Which baby has a better signature line?

The competition here is between “One more job and I’m done,” and,“I’d kill for a spicy tuna roll right about now.” CAN YOU GUESS WHICH LINE IS BABY DRIVER’S? This round is stacked in Boss Baby’s favor because Alec Baldwin is great at talking and Ansel Elgort, an average talker, doesn’t say much in Baby Driver — and when he does, it’s all about “getting out.” On the other hand, a baby eating sushi!? Babies don’t do that!

Who has a cooler crew?

This isn’t really fair. Here’s the crew in Baby Driver:

(TriStar Pictures)
(TriStar Pictures)

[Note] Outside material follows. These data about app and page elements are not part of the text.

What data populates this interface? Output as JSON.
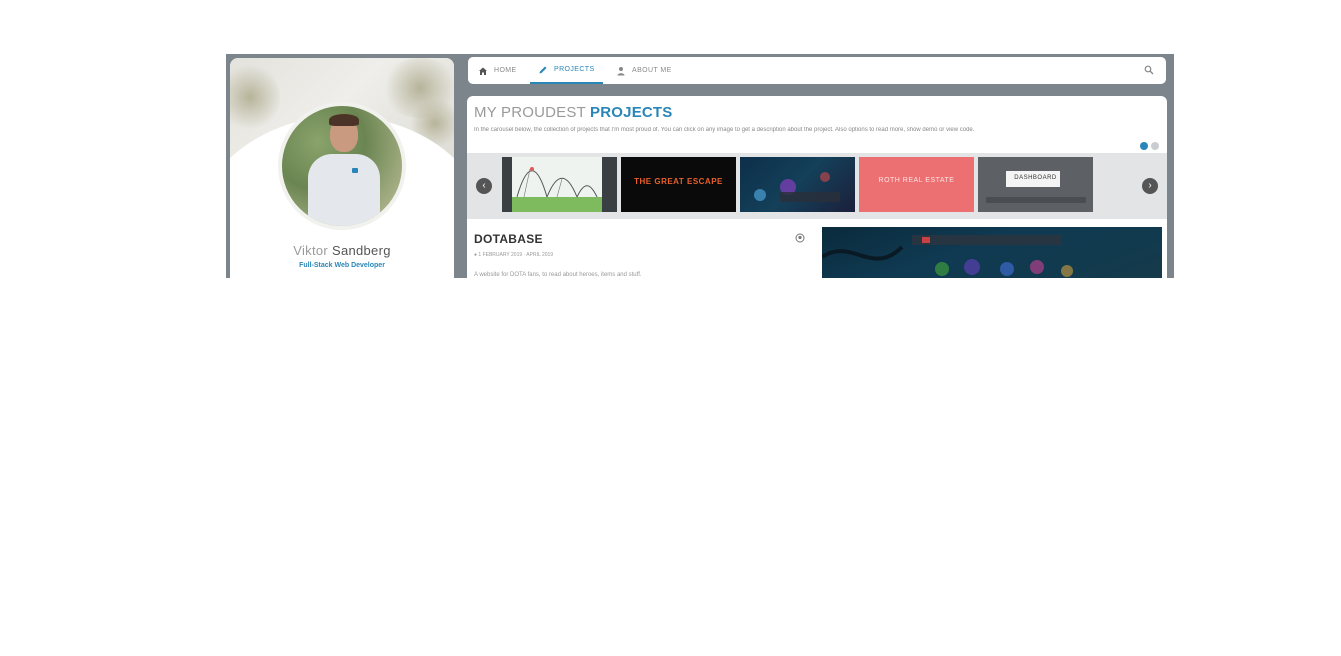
{
  "nav": {
    "items": [
      {
        "label": "HOME",
        "icon": "home-icon",
        "active": false
      },
      {
        "label": "PROJECTS",
        "icon": "pencil-icon",
        "active": true
      },
      {
        "label": "ABOUT ME",
        "icon": "person-icon",
        "active": false
      }
    ]
  },
  "profile": {
    "first_name": "Viktor",
    "last_name": "Sandberg",
    "title": "Full-Stack Web Developer"
  },
  "section": {
    "title_prefix": "MY PROUDEST",
    "title_accent": "PROJECTS",
    "description": "In the carousel below, the collection of projects that I'm most proud of. You can click on any image to get a description about the project. Also options to read more, show demo or view code.",
    "pager": {
      "count": 2,
      "active_index": 0
    }
  },
  "carousel": {
    "thumbnails": [
      {
        "name": "roller-coaster-thumbnail",
        "text": ""
      },
      {
        "name": "great-escape-thumbnail",
        "text": "THE GREAT ESCAPE"
      },
      {
        "name": "dark-game-thumbnail",
        "text": ""
      },
      {
        "name": "pink-project-thumbnail",
        "text": "ROTH REAL ESTATE"
      },
      {
        "name": "dashboard-thumbnail",
        "text": "DASHBOARD"
      }
    ]
  },
  "project": {
    "title": "DOTABASE",
    "meta": "● 1 FEBRUARY 2019 · APRIL 2019",
    "description": "A website for DOTA fans, to read about heroes, items and stuff."
  },
  "colors": {
    "accent": "#2a86b8",
    "frame": "#7d858c",
    "pink_thumb": "#ec6f72"
  }
}
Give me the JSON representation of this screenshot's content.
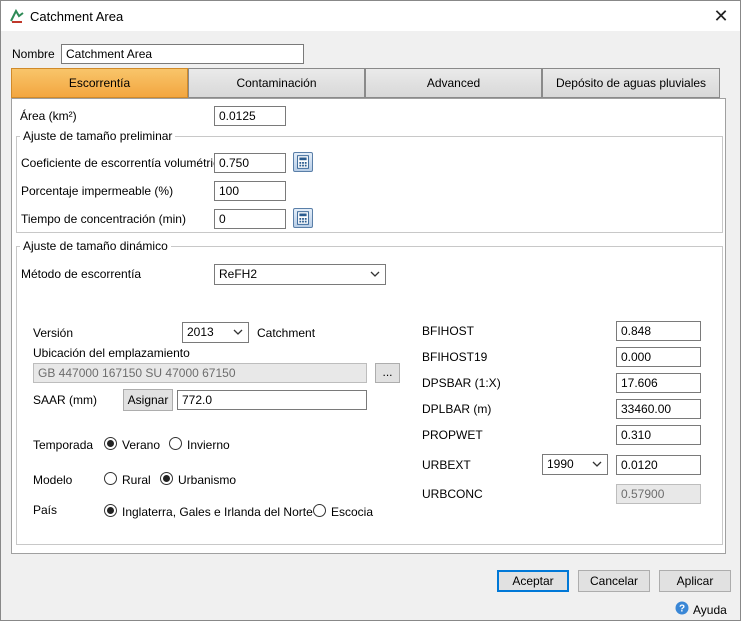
{
  "window": {
    "title": "Catchment Area",
    "close_glyph": "✕"
  },
  "nombre": {
    "label": "Nombre",
    "value": "Catchment Area"
  },
  "tabs": [
    {
      "label": "Escorrentía",
      "active": true
    },
    {
      "label": "Contaminación",
      "active": false
    },
    {
      "label": "Advanced",
      "active": false
    },
    {
      "label": "Depósito de aguas pluviales",
      "active": false
    }
  ],
  "area": {
    "label": "Área (km²)",
    "value": "0.0125"
  },
  "preliminar": {
    "title": "Ajuste de tamaño preliminar",
    "coef_label": "Coeficiente de escorrentía volumétrica",
    "coef_value": "0.750",
    "imperm_label": "Porcentaje impermeable (%)",
    "imperm_value": "100",
    "tiempo_label": "Tiempo de concentración (min)",
    "tiempo_value": "0"
  },
  "dinamico": {
    "title": "Ajuste de tamaño dinámico",
    "metodo_label": "Método de escorrentía",
    "metodo_value": "ReFH2",
    "version_label": "Versión",
    "version_value": "2013",
    "catchment_label": "Catchment",
    "ubicacion_label": "Ubicación del emplazamiento",
    "ubicacion_value": "GB 447000 167150 SU 47000 67150",
    "browse_label": "...",
    "saar_label": "SAAR (mm)",
    "asignar_label": "Asignar",
    "saar_value": "772.0",
    "temporada_label": "Temporada",
    "verano_label": "Verano",
    "invierno_label": "Invierno",
    "modelo_label": "Modelo",
    "rural_label": "Rural",
    "urbanismo_label": "Urbanismo",
    "pais_label": "País",
    "inglaterra_label": "Inglaterra, Gales e Irlanda del Norte",
    "escocia_label": "Escocia"
  },
  "params": {
    "bfihost_label": "BFIHOST",
    "bfihost_value": "0.848",
    "bfihost19_label": "BFIHOST19",
    "bfihost19_value": "0.000",
    "dpsbar_label": "DPSBAR (1:X)",
    "dpsbar_value": "17.606",
    "dplbar_label": "DPLBAR (m)",
    "dplbar_value": "33460.00",
    "propwet_label": "PROPWET",
    "propwet_value": "0.310",
    "urbext_label": "URBEXT",
    "urbext_year": "1990",
    "urbext_value": "0.0120",
    "urbconc_label": "URBCONC",
    "urbconc_value": "0.57900"
  },
  "footer": {
    "aceptar": "Aceptar",
    "cancelar": "Cancelar",
    "aplicar": "Aplicar",
    "ayuda": "Ayuda"
  },
  "colors": {
    "active_tab": "#f3a640",
    "primary_border": "#0078d7"
  }
}
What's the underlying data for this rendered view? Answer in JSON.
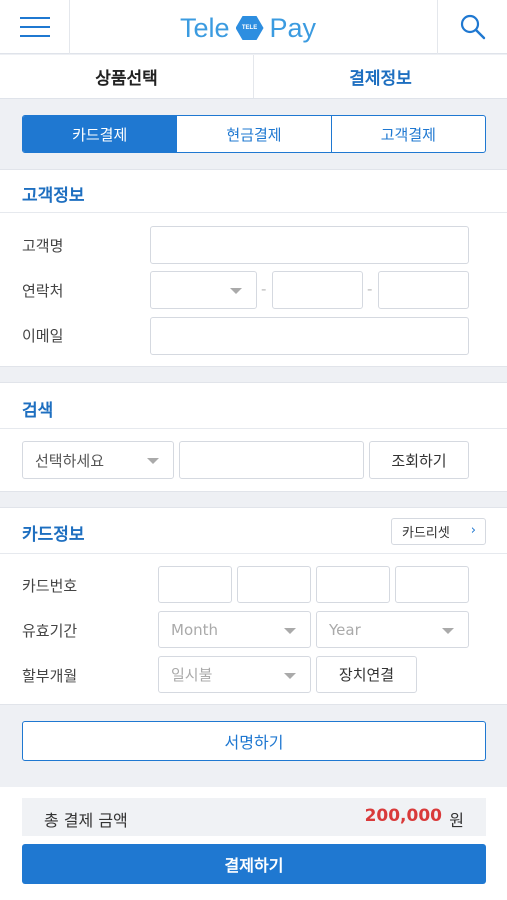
{
  "header": {
    "logo_left": "Tele",
    "logo_badge": "TELE",
    "logo_right": "Pay",
    "accent_color": "#1f78d1"
  },
  "main_tabs": [
    {
      "label": "상품선택",
      "active": false
    },
    {
      "label": "결제정보",
      "active": true
    }
  ],
  "pay_tabs": [
    {
      "label": "카드결제",
      "active": true
    },
    {
      "label": "현금결제",
      "active": false
    },
    {
      "label": "고객결제",
      "active": false
    }
  ],
  "customer": {
    "title": "고객정보",
    "name_label": "고객명",
    "phone_label": "연락처",
    "phone_sep": "-",
    "email_label": "이메일"
  },
  "search": {
    "title": "검색",
    "select_value": "선택하세요",
    "query_button": "조회하기"
  },
  "card": {
    "title": "카드정보",
    "reset_button": "카드리셋",
    "number_label": "카드번호",
    "expiry_label": "유효기간",
    "month_placeholder": "Month",
    "year_placeholder": "Year",
    "installment_label": "할부개월",
    "installment_value": "일시불",
    "device_button": "장치연결"
  },
  "signature_button": "서명하기",
  "total": {
    "label": "총 결제 금액",
    "amount": "200,000",
    "unit": "원",
    "amount_color": "#d93a3a"
  },
  "pay_button": "결제하기"
}
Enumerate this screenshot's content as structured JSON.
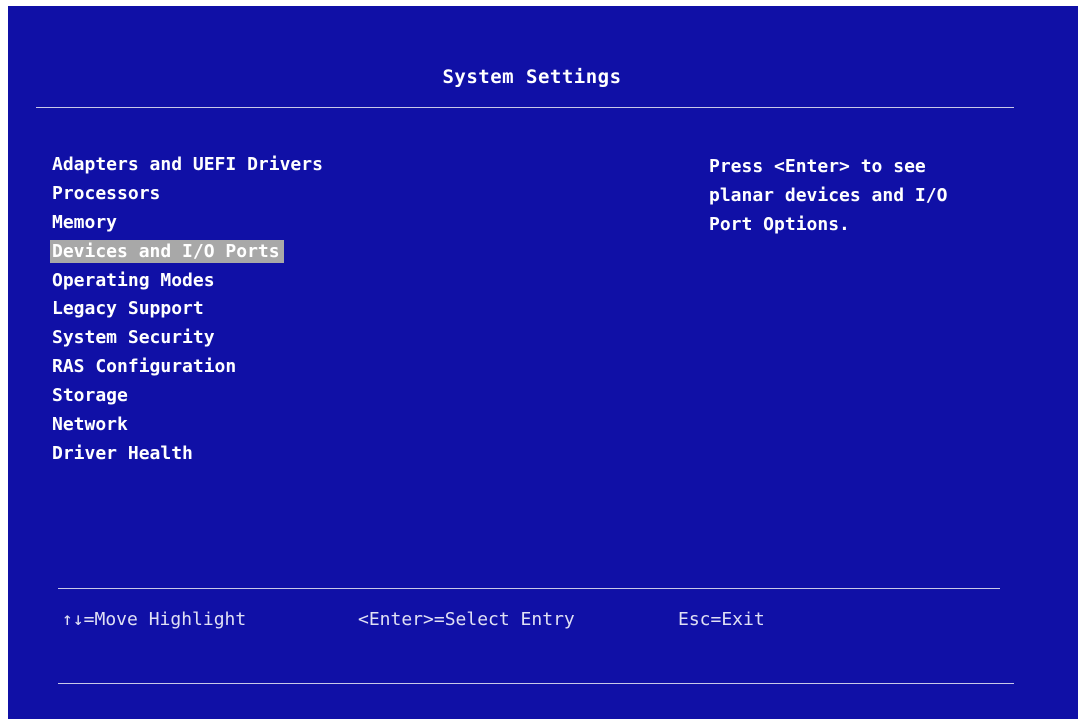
{
  "title": "System Settings",
  "menu": {
    "items": [
      {
        "label": "Adapters and UEFI Drivers"
      },
      {
        "label": "Processors"
      },
      {
        "label": "Memory"
      },
      {
        "label": "Devices and I/O Ports"
      },
      {
        "label": "Operating Modes"
      },
      {
        "label": "Legacy Support"
      },
      {
        "label": "System Security"
      },
      {
        "label": "RAS Configuration"
      },
      {
        "label": "Storage"
      },
      {
        "label": "Network"
      },
      {
        "label": "Driver Health"
      }
    ],
    "selected": "Devices and I/O Ports"
  },
  "help": {
    "lines": [
      "Press <Enter> to see",
      "planar devices and I/O",
      "Port Options."
    ]
  },
  "footer": {
    "move": "↑↓=Move Highlight",
    "select": "<Enter>=Select Entry",
    "exit": "Esc=Exit"
  },
  "colors": {
    "background": "#1010a6",
    "text": "#ffffff",
    "highlight": "#a8a8a8"
  }
}
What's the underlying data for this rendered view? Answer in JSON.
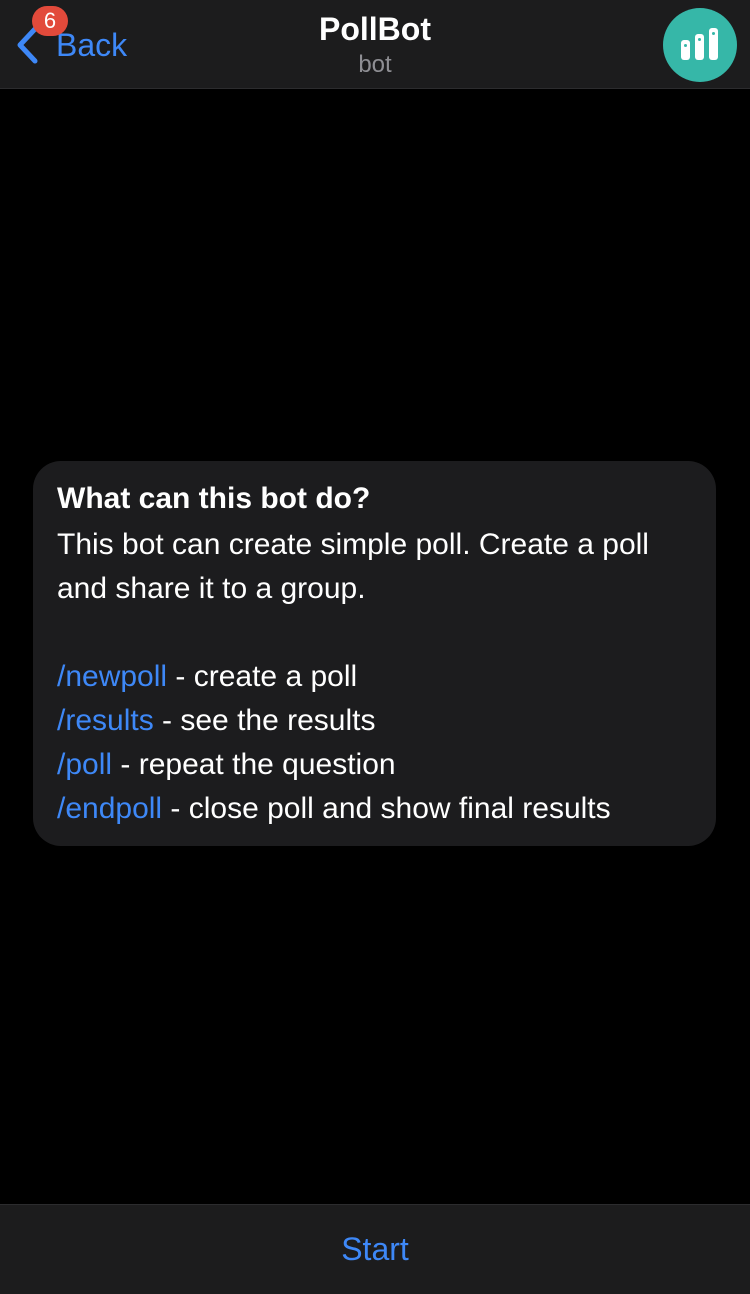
{
  "header": {
    "back_label": "Back",
    "badge_count": "6",
    "title": "PollBot",
    "subtitle": "bot",
    "avatar_icon": "bar-chart-icon",
    "avatar_color": "#36b7a8"
  },
  "info_card": {
    "title": "What can this bot do?",
    "description": "This bot can create simple poll. Create a poll and share it to a group.",
    "commands": [
      {
        "command": "/newpoll",
        "text": " - create a poll"
      },
      {
        "command": "/results",
        "text": " - see the results"
      },
      {
        "command": "/poll",
        "text": " - repeat the question"
      },
      {
        "command": "/endpoll",
        "text": " - close poll and show final results"
      }
    ]
  },
  "bottom_bar": {
    "start_label": "Start"
  },
  "colors": {
    "accent": "#3e88f7",
    "badge": "#e24a3b",
    "bar_background": "#1c1c1d",
    "card_background": "#1c1c1e",
    "background": "#000000"
  }
}
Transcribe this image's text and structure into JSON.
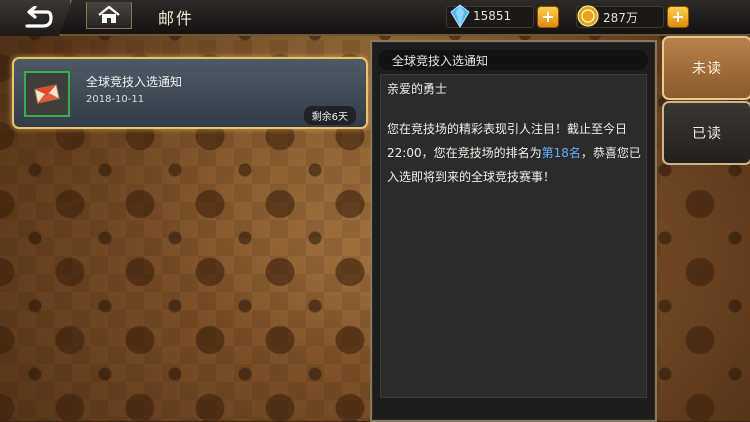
{
  "header": {
    "title": "邮件",
    "gems": "15851",
    "gold": "287万"
  },
  "mail_list": [
    {
      "title": "全球竞技入选通知",
      "date": "2018-10-11",
      "remaining": "剩余6天"
    }
  ],
  "detail": {
    "heading": "全球竞技入选通知",
    "greeting": "亲爱的勇士",
    "body_part1": "您在竞技场的精彩表现引人注目！截止至今日22:00，您在竞技场的排名为",
    "rank": "第18名",
    "body_part2": "，恭喜您已入选即将到来的全球竞技赛事！"
  },
  "tabs": {
    "unread": "未读",
    "read": "已读"
  },
  "colors": {
    "accent_gold": "#e8c46a",
    "highlight_blue": "#5fb0ff",
    "selected_border_green": "#34b04a"
  }
}
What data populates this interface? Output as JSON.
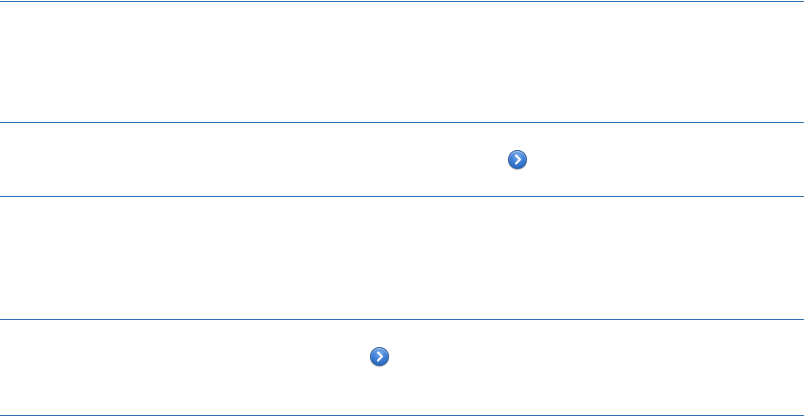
{
  "rows": [
    {
      "name": "row-1"
    },
    {
      "name": "row-2",
      "has_disclosure": true
    },
    {
      "name": "row-3"
    },
    {
      "name": "row-4",
      "has_disclosure": true
    }
  ],
  "icons": {
    "disclosure": "chevron-right-icon"
  },
  "colors": {
    "rule": "#2f75b5",
    "disclosure": "#3f7fd6",
    "background": "#ffffff"
  }
}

And here’s the crew in Boss Baby:

(20th Century Fox)
(20th Century Fox)

One has Jon Hamm looking like he killed the Jon Hamm who does H&R Block commercials; the other does not. Point for Baby from Baby Driver.

Who has a better nemesis?

For every “I want out” hero, there’s a “I’ll break your legs if you don’t do this job” villain. Kevin Spacey plays that figure in Baby Driver. In The Boss Baby, it at first seems that the baby’s nemesis is his older brother, but the true enemy is the group cutting into babies’ market share: puppies. While I hate to see puppies villainized in mainstream media — why couldn’t The Boss Baby come for kittens instead? — I have to admit that making them the bad guys for once is an interesting move. Since Spacey’s character mostly looks like a retread — seriously, I’m already confusing him with Albert Brooks from Drive — I’ve gotta say Boss Baby has a better, more interesting, and more powerful nemesis.

That’s point, game, set, match for Boss Baby (3.5 points to three, for those of you keeping score). He is the better movie baby. I’m just as shocked as you are.